Press Release

Saint Louis University Hospital nurses overwhelmingly vote to authorize strike

Group of five nurses outside Saint Louis University Hospital holding signs calling for patient safety

SLUH nurses voted to authorize a strike due to chronic short staffing, patient and staff safety, and management’s failure to recruit and retain experienced RNs

Registered nurses at SSM Health Saint Louis University Hospital (SLUH) in St. Louis, Mo., voted yesterday 94 percent in favor of authorizing their nurse bargaining team to call a strike if the issues RNs have been raising in ongoing contract negotiations remain unresolved, announced National Nurses Organizing Committee/National Nurses United (NNOC/NNU).

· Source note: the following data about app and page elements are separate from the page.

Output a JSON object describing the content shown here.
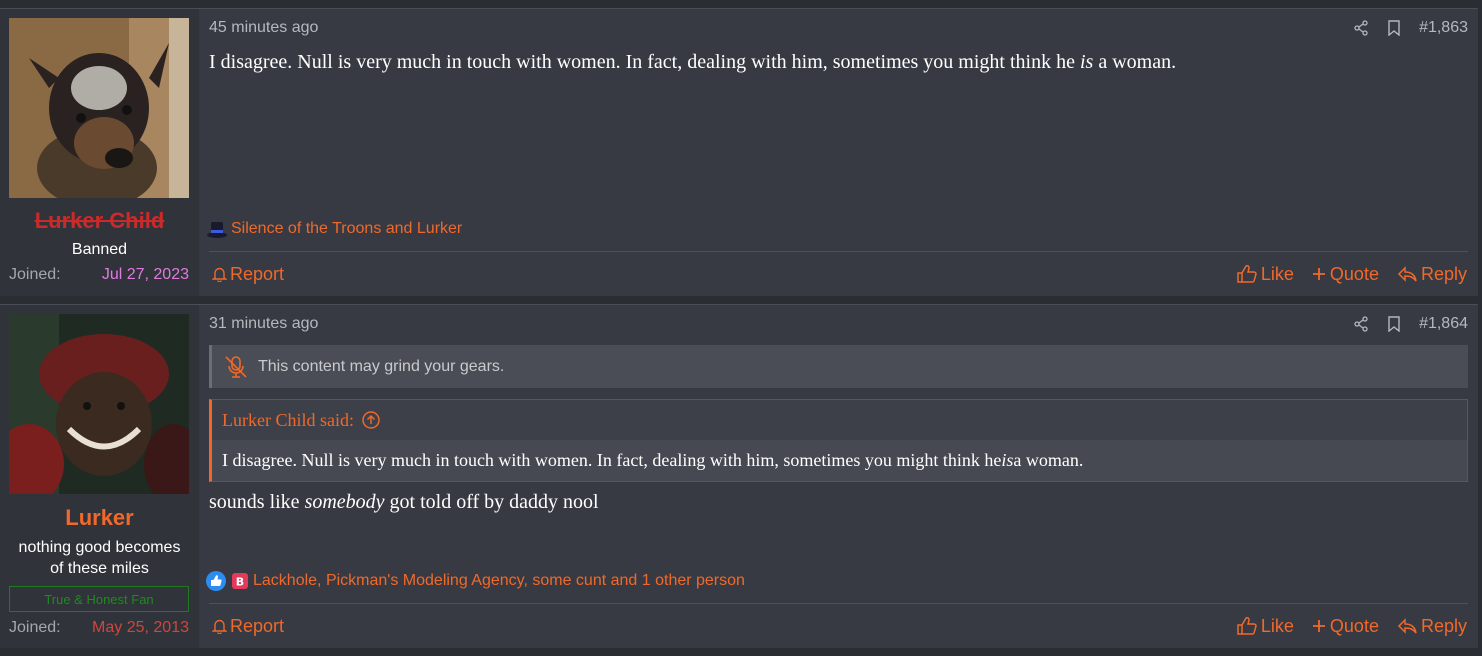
{
  "posts": [
    {
      "username": "Lurker Child",
      "user_title": "Banned",
      "joined_label": "Joined:",
      "joined_date": "Jul 27, 2023",
      "time": "45 minutes ago",
      "post_number": "#1,863",
      "body_pre": "I disagree. Null is very much in touch with women. In fact, dealing with him, sometimes you might think he ",
      "body_em": "is",
      "body_post": " a woman.",
      "reactions": "Silence of the Troons and Lurker",
      "actions": {
        "report": "Report",
        "like": "Like",
        "quote": "Quote",
        "reply": "Reply"
      }
    },
    {
      "username": "Lurker",
      "user_title_line1": "nothing good becomes",
      "user_title_line2": "of these miles",
      "badge": "True & Honest Fan",
      "joined_label": "Joined:",
      "joined_date": "May 25, 2013",
      "time": "31 minutes ago",
      "post_number": "#1,864",
      "spoiler": "This content may grind your gears.",
      "quote_author": "Lurker Child said:",
      "quote_pre": "I disagree. Null is very much in touch with women. In fact, dealing with him, sometimes you might think he ",
      "quote_em": "is",
      "quote_post": " a woman.",
      "body_pre": "sounds like ",
      "body_em": "somebody",
      "body_post": " got told off by daddy nool",
      "reactions": "Lackhole, Pickman's Modeling Agency, some cunt and 1 other person",
      "actions": {
        "report": "Report",
        "like": "Like",
        "quote": "Quote",
        "reply": "Reply"
      }
    }
  ],
  "colors": {
    "accent": "#f0692a",
    "banned_name": "#c92a2a",
    "joined1": "#e07ae0",
    "joined2": "#d0463c"
  }
}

SLUH nurses have been in negotiations with the hospital since May 2023 to address chronic short-staffing of nurses and ancillary staff, high staff turnover, and management’s failure to recruit and retain experienced nurses. The vacancy rate for RN positions at SLUH has been higher than 30 percent since the spring of 2022. Short staffing jeopardizes patient and staff safety and also results in increased workplace violence. The RNs held an informational picket about their deep concerns on July 19.

If the RN bargaining team does call a strike, the nurses will give at least 10 days of advance notice to the hospital to allow for alternative plans to be made for patient care.

SLUH nurses say they have been sounding the alarm about the staffing crisis and the impact on patient care for nearly two years, but management has ignored their suggestions about improving retention or working conditions. Since 2020, SLUH has hired more than 1,600 nurses, but the majority of those nurses have left.

“We serve some of the most vulnerable and underserved patients in the St. Louis area,” said Earline Shepard, RN in the cardiac catheterization lab at SLUH. “Our patients deserve quality care from well-staffed units. SLUH nurses on the front lines are willing to put everything on the line for our patients and our profession. It is deeply disturbing that management has been unwilling to adopt staffing standards that have been proven to save lives. That’s why we have voted to authorize a strike.”

“SLUH is an educational facility, yet it has quickly become a training ground for new graduates who aren’t getting the training and support they need and deserve,” said Sarah DeWilde, RN in the medical-surgical unit at SLUH. “When I was a new graduate, I received invaluable mentorship, and I make it a point to provide it to new hires. It’s a shame when new graduates leave for better opportunities after several months of investment and training at SLUH. When that happens, patients are deprived of their skill and knowledge.” 

“We have proposed numerous protections and practices that would prevent acts of workplace violence that are endangering patients and staff, but at the bargaining table, SLUH seems uninterested in making our workplaces safer,” said Jessica Tulk, RN in the emergency room at SLUH. “Short staffing is directly correlated with workplace violence. Patients and their loved ones can become understandably frustrated and confused when there are delays in care due to a lack of staff, and unfortunately, this can escalate into acts of violence. If we have the appropriate number of staff who have the proper training, we can prevent tense situations from escalating into acts of violence.

According to the National Council of State Boards of Nursing, there are 117,831 nurses in Missouri with active licenses as of Aug. 29, 2023, but according to the most recent data from the U.S. Bureau of Labor Statistics, only 78,900 are working as nurses. There is no nursing “shortage” in Missouri. Nationwide, there are more than a million registered nurses with active licenses who are choosing not to work at the bedside because of the hospital industry’s unsafe working conditions. More data and information debunking the nurse “shortage” myth can be found here.

National Nurses Organizing Committee has represented the nurses at St. Louis University Hospital since 2012.

National Nurses Organizing Committee is an affiliate of National Nurses United, the largest and fastest-growing union and professional association of registered nurses in the United States with nearly 225,000 members nationwide. NNU affiliates include California Nurses Association, DC Nurses Association, Michigan Nurses Association, Minnesota Nurses Association, National Nurses Organizing Committee, and New York State Nurses Association.